In Utah, every crime falls into three broad categories: infractions, misdemeanors, and felonies. With any misdemeanor, you will never face more than a year in jail. Crimes with more than a year of sentencing are going to be felonies. For example, a forgery would be a third degree felony, but a first time retail theft would be a class B misdemeanor. Misdemeanors are labeled by class (A, B, and C). Class A misdemeanors are the most serious and class C misdemeanors are the lowest level of misdemeanor. You could end up in jail on a misdemeanor and don’t forget that a first time DUI is a class B misdemeanor. If you are convicted of an infraction, you will not face any jail time.
Sentencing Guidelines for Misdemeanors in Utah
Utah law sets misdemeanor penalties by statute. They are:
- Class A Misdemeanor: Maximum of 1 year in jail and a $2,500 fine.
- Class B Misdemeanor: Maximum of 6 months in jail and a $1,000 fine.
- Class C Misdemeanor: Maximum of 90 days in jail and a $750 fine.
The term “maximum” is a little bit misleading. In most situations, the prosecutor will try for an “average” penalty. So, let’s say that you are convicted of public intoxication a Class C Misdemeanor. You might end up with no jail time and a fine of $250. With a surcharge of about 90%, your total cost might be a $250 fine and a surcharge of $225, for a total cost of $575. In addition, the court may give you community service and alcohol classes.
Misdemeanor Consequences of Misdemeanor Convictions That Can Impact Your Life
While simply pleading guilty resolves a case quickly, that do not always protect your life and reputation from the consequences of a misdemeanor conviction. Let’s say that you get a DUI. You will lose your driver’s license, be required to take alcohol classes, and order to complete alcohol and drug treatment. A DUI conviction will remain on your record for 10 years after probation ends.

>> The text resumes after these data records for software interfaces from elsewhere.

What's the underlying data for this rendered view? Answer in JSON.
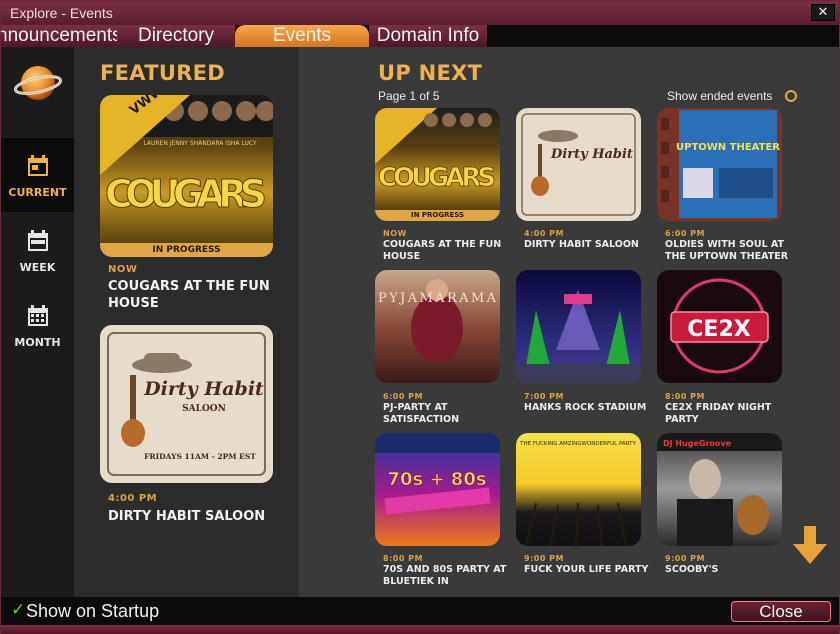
{
  "window": {
    "title": "Explore - Events",
    "close_glyph": "✕"
  },
  "tabs": [
    {
      "label": "Announcements",
      "visible": "nnouncements"
    },
    {
      "label": "Directory"
    },
    {
      "label": "Events"
    },
    {
      "label": "Domain Info"
    }
  ],
  "nav": [
    {
      "label": "CURRENT",
      "icon": "calendar-day-icon"
    },
    {
      "label": "WEEK",
      "icon": "calendar-week-icon"
    },
    {
      "label": "MONTH",
      "icon": "calendar-month-icon"
    }
  ],
  "featured": {
    "title": "FEATURED",
    "items": [
      {
        "when": "NOW",
        "name": "COUGARS AT THE FUN HOUSE",
        "status": "IN PROGRESS",
        "art": {
          "big": "COUGARS",
          "badge": "VWW OF THE DAY",
          "names": "LAUREN  JENNY  SHANDARA  ISHA  LUCY"
        }
      },
      {
        "when": "4:00 PM",
        "name": "DIRTY HABIT SALOON",
        "art": {
          "big": "Dirty Habit",
          "sub": "SALOON",
          "foot": "FRIDAYS 11AM - 2PM EST"
        }
      }
    ]
  },
  "upnext": {
    "title": "UP NEXT",
    "page": "Page 1 of 5",
    "show_ended": "Show ended events",
    "items": [
      {
        "when": "NOW",
        "name": "COUGARS AT THE FUN HOUSE",
        "status": "IN PROGRESS",
        "art": "COUGARS"
      },
      {
        "when": "4:00 PM",
        "name": "DIRTY HABIT SALOON",
        "art": "Dirty Habit"
      },
      {
        "when": "6:00 PM",
        "name": "OLDIES WITH SOUL AT THE UPTOWN THEATER",
        "art": "UPTOWN THEATER"
      },
      {
        "when": "6:00 PM",
        "name": "PJ-PARTY AT SATISFACTION",
        "art": "PYJAMARAMA"
      },
      {
        "when": "7:00 PM",
        "name": "HANKS ROCK STADIUM",
        "art": ""
      },
      {
        "when": "8:00 PM",
        "name": "CE2X FRIDAY NIGHT PARTY",
        "art": "CE2X"
      },
      {
        "when": "8:00 PM",
        "name": "70S AND 80S PARTY AT BLUETIEK IN",
        "art": "70s + 80s"
      },
      {
        "when": "9:00 PM",
        "name": "FUCK YOUR LIFE PARTY",
        "art": "THE FUCKING AMZINGWONDERFUL PARTY"
      },
      {
        "when": "9:00 PM",
        "name": "SCOOBY'S",
        "art": "DJ HugeGroove"
      }
    ]
  },
  "footer": {
    "check": "✓",
    "startup": "Show on Startup",
    "close": "Close"
  },
  "colors": {
    "accent": "#f0b24b",
    "tab_active": "#e8892f",
    "frame": "#6a2a3c"
  }
}
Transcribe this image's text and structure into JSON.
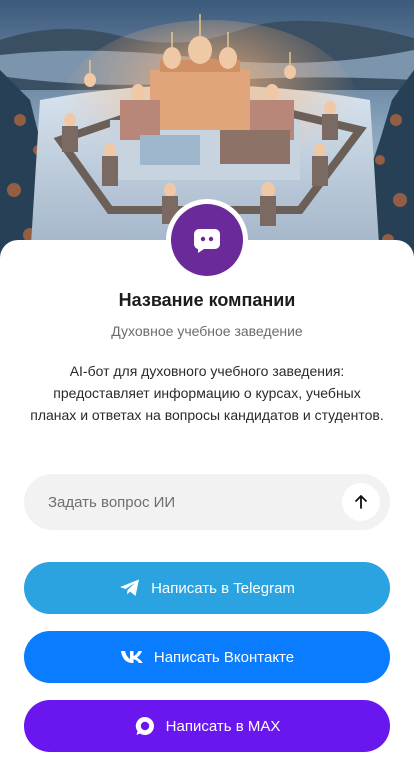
{
  "hero": {
    "icon": "monastery-image"
  },
  "profile": {
    "avatar_icon": "chat-bot-icon",
    "avatar_color": "#6a2a99",
    "company_name": "Название компании",
    "company_type": "Духовное учебное заведение",
    "description": "AI-бот для духовного учебного заведения: предоставляет информацию о курсах, учебных планах и ответах на вопросы кандидатов и студентов."
  },
  "ask": {
    "placeholder": "Задать вопрос ИИ",
    "value": "",
    "send_icon": "arrow-up-icon"
  },
  "buttons": {
    "telegram": {
      "label": "Написать в Telegram",
      "icon": "telegram-icon",
      "color": "#2aa3e0"
    },
    "vk": {
      "label": "Написать Вконтакте",
      "icon": "vk-icon",
      "color": "#0a7cff"
    },
    "max": {
      "label": "Написать в MAX",
      "icon": "max-icon",
      "color": "#6a16ee"
    }
  }
}
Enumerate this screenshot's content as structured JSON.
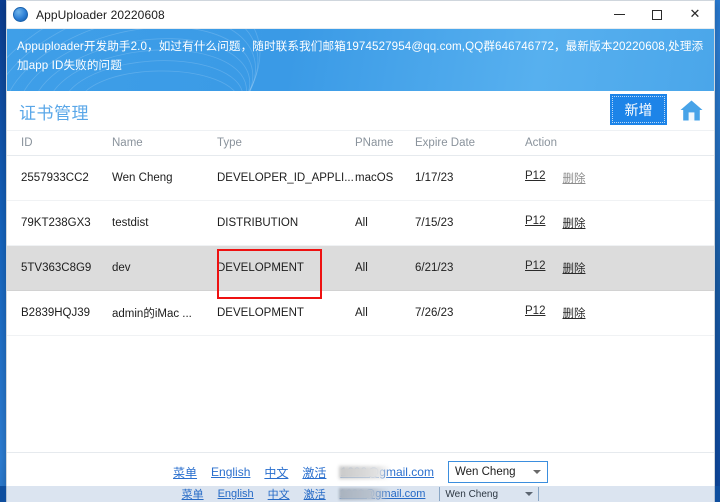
{
  "window": {
    "title": "AppUploader 20220608",
    "app_icon": "app-circle-icon",
    "controls": {
      "minimize": "−",
      "maximize": "□",
      "close": "✕"
    }
  },
  "banner": {
    "text": "Appuploader开发助手2.0，如过有什么问题，随时联系我们邮箱1974527954@qq.com,QQ群646746772，最新版本20220608,处理添加app ID失败的问题",
    "background_color": "#3f9fe8"
  },
  "page_header": {
    "title": "证书管理",
    "add_label": "新增",
    "home_icon": "home-icon",
    "title_color": "#5aa7e8",
    "add_button_color": "#1d84e8"
  },
  "table": {
    "columns": [
      "ID",
      "Name",
      "Type",
      "PName",
      "Expire Date",
      "Action"
    ],
    "rows": [
      {
        "id": "2557933CC2",
        "name": "Wen Cheng",
        "type": "DEVELOPER_ID_APPLI...",
        "pname": "macOS",
        "expire": "1/17/23",
        "action_p12": "P12",
        "action_delete": "删除",
        "selected": false,
        "delete_muted": true
      },
      {
        "id": "79KT238GX3",
        "name": "testdist",
        "type": "DISTRIBUTION",
        "pname": "All",
        "expire": "7/15/23",
        "action_p12": "P12",
        "action_delete": "删除",
        "selected": false,
        "delete_muted": false
      },
      {
        "id": "5TV363C8G9",
        "name": "dev",
        "type": "DEVELOPMENT",
        "pname": "All",
        "expire": "6/21/23",
        "action_p12": "P12",
        "action_delete": "删除",
        "selected": true,
        "delete_muted": false
      },
      {
        "id": "B2839HQJ39",
        "name": "admin的iMac ...",
        "type": "DEVELOPMENT",
        "pname": "All",
        "expire": "7/26/23",
        "action_p12": "P12",
        "action_delete": "删除",
        "selected": false,
        "delete_muted": false
      }
    ],
    "selected_row_bg": "#dcdcdc"
  },
  "annotation": {
    "shape": "rectangle",
    "color": "#ee1111",
    "targets": "type-cell-of-selected-row"
  },
  "footer": {
    "links": [
      "菜单",
      "English",
      "中文",
      "激活"
    ],
    "email": "1688@gmail.com",
    "email_redacted": true,
    "user_select_value": "Wen Cheng",
    "link_color": "#2a6fce",
    "select_border_color": "#3b8ede"
  }
}
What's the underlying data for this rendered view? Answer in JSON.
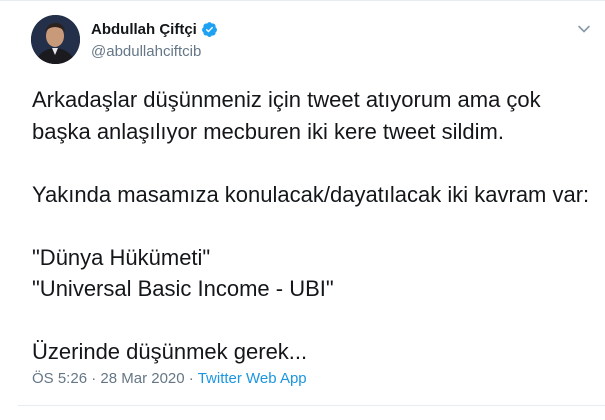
{
  "tweet": {
    "author": {
      "display_name": "Abdullah Çiftçi",
      "handle": "@abdullahciftcib",
      "verified": true
    },
    "text_lines": [
      "Arkadaşlar düşünmeniz için tweet atıyorum ama çok",
      "başka anlaşılıyor mecburen iki kere tweet sildim.",
      "",
      "Yakında masamıza konulacak/dayatılacak iki kavram var:",
      "",
      "\"Dünya Hükümeti\"",
      "\"Universal Basic Income - UBI\"",
      "",
      "Üzerinde düşünmek gerek..."
    ],
    "time": "ÖS 5:26",
    "separator": "·",
    "date": "28 Mar 2020",
    "source": "Twitter Web App"
  },
  "icons": {
    "verified": "verified-badge-icon",
    "menu": "chevron-down-icon"
  },
  "colors": {
    "verified_blue": "#1da1f2",
    "link_blue": "#1b95e0",
    "muted_gray": "#657786",
    "text": "#14171a"
  }
}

Employers and colleges look at criminal histories. An employer may reject a job applicant for having a criminal history and the job applicant would never know why they didn’t get the job. Again even a misdemeanor will show up on a criminal background check. Don’t let a criminal conviction haunt you on employment searches, college applications, and even housing applications. A Salt Lake City criminal defense lawyer can help you find the right outcome for your case, such as a plea in abeyance. Down the road, you may even find that an expungement may help clear this from your record.
Is It Worth It To Fight a Misdemeanor in Utah?
Whether you are fighting a public intoxication charge or dealing with a more serious misdemeanor in Utah, you should have a criminal misdemeanor attorney on your side. Salt Lake Criminal Defense Attorney Clayton Simms can:
- Work through your case and determine whether or not you should take your case to trial.
- Get a misdemeanor reduced in severity or get a plea in abeyance.
- Work towards getting a misdemeanor expunged.